- Be realistic. If you have put in a really hard effort like 100 miles, it could easily take you five weeks to really start feeling good again. When it comes to recovery, I find my running abilities come back in this order: endurance (ie. long run), speed, and then hill strength. First I try to get back to my normal long run mileage (without too many hills or with hiking the hills), then I add back speed work, and then finally the hills come back. I have been surprised in the past when I can hit all my target times on the track, but then feel like I have no legs on a hill, even when not trying to run that fast. Now I just know that strength takes a lot longer to return.

- Don't compare. Marathoners run two big races a year and that is considered a full schedule, but it is common for ultra-runners to do 10-12 events a year. And then there a big name guys like Max and Mike Wardian who race twice a weekend! Like I said above, if you start reading all the social media posts you might start feeling like everyone but you recovers quickly. Everyone recovers at a different rate depending on their training, the level of effort on race day, and other individual factors. Additionally, women may need longer to recover than men because of lower testosterone levels. And Growth Hormone secretion decreases 2-3 fold from age 30 to age 40, which mean the repair signals to your body are decreasing. As an added "bonus", inflammatory mediators and catabolic hormones (those that break tissue down) increase as you age, so it is true that older runners need more recovery time.

As for me, I am having a hard time with recovery after AC. I feel like I am exactly where I would want to be one week out from a big event. Unfortunately, it is three weeks out! I am trying to take my own advice above, but it is hard to be patient! But Angeles Crest was off the chart effort for me: I told one person on an effort scale of 1 to 10, I was at 11.5! That came just 5 weeks after another very high effort at Western States. Not to mention I hit the big four - oh in less than a month! So logically it makes sense, but I still don't like feeling so tired! I took ten days off and then got back to running with a 3K cross country race. Don't worry, I didn't race! Instead I ran with Liam and he cranked out a 19:55 finish.
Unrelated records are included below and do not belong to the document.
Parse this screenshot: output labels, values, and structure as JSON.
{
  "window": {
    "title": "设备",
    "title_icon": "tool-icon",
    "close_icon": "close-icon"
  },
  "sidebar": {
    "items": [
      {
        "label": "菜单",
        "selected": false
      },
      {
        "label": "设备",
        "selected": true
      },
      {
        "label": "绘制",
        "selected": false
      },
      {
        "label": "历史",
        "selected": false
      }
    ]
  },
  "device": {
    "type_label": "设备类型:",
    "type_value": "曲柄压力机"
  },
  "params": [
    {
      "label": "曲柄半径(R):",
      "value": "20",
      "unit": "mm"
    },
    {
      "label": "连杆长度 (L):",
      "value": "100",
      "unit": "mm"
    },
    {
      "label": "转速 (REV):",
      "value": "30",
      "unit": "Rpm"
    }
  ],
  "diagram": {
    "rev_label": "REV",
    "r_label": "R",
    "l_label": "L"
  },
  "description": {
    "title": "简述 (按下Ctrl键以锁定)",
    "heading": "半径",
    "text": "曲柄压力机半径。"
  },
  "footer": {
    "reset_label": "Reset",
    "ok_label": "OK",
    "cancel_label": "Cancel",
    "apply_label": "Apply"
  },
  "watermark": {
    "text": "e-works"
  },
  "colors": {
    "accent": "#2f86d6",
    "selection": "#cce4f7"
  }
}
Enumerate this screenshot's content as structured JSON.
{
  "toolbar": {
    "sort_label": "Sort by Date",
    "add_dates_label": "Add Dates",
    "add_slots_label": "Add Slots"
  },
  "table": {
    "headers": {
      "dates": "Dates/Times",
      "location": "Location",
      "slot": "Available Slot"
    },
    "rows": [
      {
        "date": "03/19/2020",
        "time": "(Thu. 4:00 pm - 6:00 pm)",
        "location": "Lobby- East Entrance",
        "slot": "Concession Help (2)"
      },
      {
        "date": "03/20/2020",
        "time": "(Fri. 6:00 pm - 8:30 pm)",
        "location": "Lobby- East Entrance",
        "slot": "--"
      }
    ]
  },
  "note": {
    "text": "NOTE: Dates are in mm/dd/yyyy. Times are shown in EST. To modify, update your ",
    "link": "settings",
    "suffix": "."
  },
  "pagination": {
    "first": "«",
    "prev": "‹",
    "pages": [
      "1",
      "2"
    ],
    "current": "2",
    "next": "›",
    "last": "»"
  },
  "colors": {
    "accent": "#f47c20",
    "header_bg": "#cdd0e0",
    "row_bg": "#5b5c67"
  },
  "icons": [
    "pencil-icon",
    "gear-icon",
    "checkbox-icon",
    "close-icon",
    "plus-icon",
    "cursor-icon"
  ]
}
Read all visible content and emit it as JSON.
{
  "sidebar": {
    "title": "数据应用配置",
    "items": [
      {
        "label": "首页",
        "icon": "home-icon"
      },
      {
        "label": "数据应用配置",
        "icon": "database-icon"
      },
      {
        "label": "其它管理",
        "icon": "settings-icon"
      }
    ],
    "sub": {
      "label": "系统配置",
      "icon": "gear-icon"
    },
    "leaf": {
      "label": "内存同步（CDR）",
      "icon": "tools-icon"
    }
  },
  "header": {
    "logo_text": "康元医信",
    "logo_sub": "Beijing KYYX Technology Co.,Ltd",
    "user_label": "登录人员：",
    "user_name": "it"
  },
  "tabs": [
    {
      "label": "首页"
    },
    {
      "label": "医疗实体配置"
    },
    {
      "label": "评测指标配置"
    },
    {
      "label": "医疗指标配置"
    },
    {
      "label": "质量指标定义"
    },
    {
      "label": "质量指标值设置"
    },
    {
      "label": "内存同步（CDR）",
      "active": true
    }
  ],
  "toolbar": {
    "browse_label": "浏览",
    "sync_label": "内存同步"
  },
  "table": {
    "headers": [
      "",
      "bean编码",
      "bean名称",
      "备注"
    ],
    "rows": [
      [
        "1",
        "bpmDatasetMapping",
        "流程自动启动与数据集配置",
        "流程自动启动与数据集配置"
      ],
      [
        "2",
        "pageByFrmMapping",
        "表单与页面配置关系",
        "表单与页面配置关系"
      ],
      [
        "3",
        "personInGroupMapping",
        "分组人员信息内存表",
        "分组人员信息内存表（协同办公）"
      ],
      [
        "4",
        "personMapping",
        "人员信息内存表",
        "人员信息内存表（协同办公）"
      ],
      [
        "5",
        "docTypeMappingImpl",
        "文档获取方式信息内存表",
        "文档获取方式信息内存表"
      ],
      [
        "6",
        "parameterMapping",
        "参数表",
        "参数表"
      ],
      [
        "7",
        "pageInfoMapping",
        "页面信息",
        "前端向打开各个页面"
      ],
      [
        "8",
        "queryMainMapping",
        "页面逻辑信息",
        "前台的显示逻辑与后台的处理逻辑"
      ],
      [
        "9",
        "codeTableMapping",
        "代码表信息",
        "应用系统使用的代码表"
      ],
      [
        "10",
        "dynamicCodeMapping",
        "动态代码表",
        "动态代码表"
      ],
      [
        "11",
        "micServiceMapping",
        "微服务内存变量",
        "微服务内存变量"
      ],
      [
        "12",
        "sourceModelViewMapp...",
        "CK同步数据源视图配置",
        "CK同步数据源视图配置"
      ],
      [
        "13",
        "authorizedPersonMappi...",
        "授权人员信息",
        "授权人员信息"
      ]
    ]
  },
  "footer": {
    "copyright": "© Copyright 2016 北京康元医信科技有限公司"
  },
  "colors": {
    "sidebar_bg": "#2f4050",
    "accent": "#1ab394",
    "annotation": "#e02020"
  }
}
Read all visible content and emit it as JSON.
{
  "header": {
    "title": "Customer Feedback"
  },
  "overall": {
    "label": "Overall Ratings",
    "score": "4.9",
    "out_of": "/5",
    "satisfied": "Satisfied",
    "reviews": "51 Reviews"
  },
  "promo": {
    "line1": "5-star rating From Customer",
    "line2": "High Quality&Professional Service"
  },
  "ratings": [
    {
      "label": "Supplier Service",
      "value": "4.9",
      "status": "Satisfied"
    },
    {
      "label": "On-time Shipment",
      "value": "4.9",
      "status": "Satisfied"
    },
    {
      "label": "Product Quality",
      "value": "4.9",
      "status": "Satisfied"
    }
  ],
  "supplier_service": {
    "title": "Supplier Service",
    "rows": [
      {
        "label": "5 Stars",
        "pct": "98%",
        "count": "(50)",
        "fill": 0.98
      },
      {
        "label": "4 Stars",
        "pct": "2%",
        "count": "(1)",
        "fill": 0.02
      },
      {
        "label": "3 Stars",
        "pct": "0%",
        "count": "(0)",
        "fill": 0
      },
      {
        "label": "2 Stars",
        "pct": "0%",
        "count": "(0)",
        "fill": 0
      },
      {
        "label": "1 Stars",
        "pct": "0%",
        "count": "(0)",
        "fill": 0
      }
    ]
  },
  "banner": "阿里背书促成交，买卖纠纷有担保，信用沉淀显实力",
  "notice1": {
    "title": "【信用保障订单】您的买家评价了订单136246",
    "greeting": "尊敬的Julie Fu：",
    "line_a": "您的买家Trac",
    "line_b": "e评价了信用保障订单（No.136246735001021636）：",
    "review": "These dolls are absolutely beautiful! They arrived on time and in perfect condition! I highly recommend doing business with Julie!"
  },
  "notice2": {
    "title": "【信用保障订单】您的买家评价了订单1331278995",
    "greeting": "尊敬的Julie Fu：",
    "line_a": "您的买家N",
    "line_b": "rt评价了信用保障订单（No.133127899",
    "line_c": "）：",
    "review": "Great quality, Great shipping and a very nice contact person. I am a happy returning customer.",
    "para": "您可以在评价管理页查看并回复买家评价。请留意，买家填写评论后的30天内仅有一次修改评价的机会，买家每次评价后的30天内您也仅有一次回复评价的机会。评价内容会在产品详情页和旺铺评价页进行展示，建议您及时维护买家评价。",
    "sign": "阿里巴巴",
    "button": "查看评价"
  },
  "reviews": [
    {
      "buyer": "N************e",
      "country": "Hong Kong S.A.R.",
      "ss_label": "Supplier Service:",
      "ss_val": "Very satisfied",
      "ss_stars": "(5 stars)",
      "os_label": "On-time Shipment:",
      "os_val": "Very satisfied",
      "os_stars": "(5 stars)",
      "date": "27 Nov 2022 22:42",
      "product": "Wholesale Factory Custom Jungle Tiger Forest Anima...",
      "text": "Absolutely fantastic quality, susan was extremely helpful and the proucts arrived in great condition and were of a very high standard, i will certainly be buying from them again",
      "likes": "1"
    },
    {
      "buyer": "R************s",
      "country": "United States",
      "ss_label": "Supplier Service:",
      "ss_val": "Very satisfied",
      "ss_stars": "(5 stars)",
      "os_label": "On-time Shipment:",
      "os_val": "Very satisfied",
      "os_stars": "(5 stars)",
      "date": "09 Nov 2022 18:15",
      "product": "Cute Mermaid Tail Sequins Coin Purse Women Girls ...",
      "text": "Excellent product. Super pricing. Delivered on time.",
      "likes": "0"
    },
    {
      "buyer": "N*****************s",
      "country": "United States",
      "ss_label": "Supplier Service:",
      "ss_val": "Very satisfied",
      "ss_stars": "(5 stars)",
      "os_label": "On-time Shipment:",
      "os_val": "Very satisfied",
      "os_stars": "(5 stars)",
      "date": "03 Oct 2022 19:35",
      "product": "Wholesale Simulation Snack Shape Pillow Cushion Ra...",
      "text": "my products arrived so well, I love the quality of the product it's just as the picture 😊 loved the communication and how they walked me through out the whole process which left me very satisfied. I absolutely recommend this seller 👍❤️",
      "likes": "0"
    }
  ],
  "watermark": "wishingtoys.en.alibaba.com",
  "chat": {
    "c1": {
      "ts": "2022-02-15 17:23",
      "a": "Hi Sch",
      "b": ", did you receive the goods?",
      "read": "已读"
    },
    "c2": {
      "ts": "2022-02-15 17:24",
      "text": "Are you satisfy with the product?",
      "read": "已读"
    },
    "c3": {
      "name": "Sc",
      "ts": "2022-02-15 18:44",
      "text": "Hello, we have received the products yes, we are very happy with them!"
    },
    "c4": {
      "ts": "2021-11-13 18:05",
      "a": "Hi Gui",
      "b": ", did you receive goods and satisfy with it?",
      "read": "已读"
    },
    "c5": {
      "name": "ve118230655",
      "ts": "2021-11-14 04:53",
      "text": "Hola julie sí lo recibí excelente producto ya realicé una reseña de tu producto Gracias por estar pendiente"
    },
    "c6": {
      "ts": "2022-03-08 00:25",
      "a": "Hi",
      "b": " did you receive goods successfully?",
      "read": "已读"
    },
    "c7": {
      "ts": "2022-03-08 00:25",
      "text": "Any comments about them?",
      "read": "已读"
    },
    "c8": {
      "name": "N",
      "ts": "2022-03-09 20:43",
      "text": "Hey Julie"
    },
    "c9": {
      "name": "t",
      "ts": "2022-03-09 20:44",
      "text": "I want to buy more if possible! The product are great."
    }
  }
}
I was surprisingly tired after that, but worse, I finally had to admit that I had a bit of injury going on with some pretty bad soreness behind both knees, but especially the left. I got a massage (and nearly cried when she worked on my calf) and did a little bit of icing and rolling (I hate both, so my efforts were kind of weak). This past week I hiked, ran a couple times (up to 5 miles - woohoo!) and did another 5k with the family. This time it was the Sweet Treats 5k with EIGHT dessert stations on course. Liam missed his 5K PR by two minutes, but considering he ate 2 scoops of gelato, 2 cookies, 2 mini crepes, a mini apple pie, and two cups of chocolate mousse, I think he had a pretty successful run! Which was rewarded with a popsicle at the finish! I skipped a couple of the stations, but even still I am quite sure we ate more calories than we burned! It was an awesome fund raiser that didn't require me dumping a bucket of ice water over my head! I took yesterday off and then got TWELVE hours of sleep last night! I feel so good today. This week is focused on getting back to daily running and the usual routine, but no speed! (maybe next week).

Recovery Hike at Silver Falls with the family
Sweet Treats 5k. And that is chocolate mousse near Liam's eyebrow, in case you were wondering!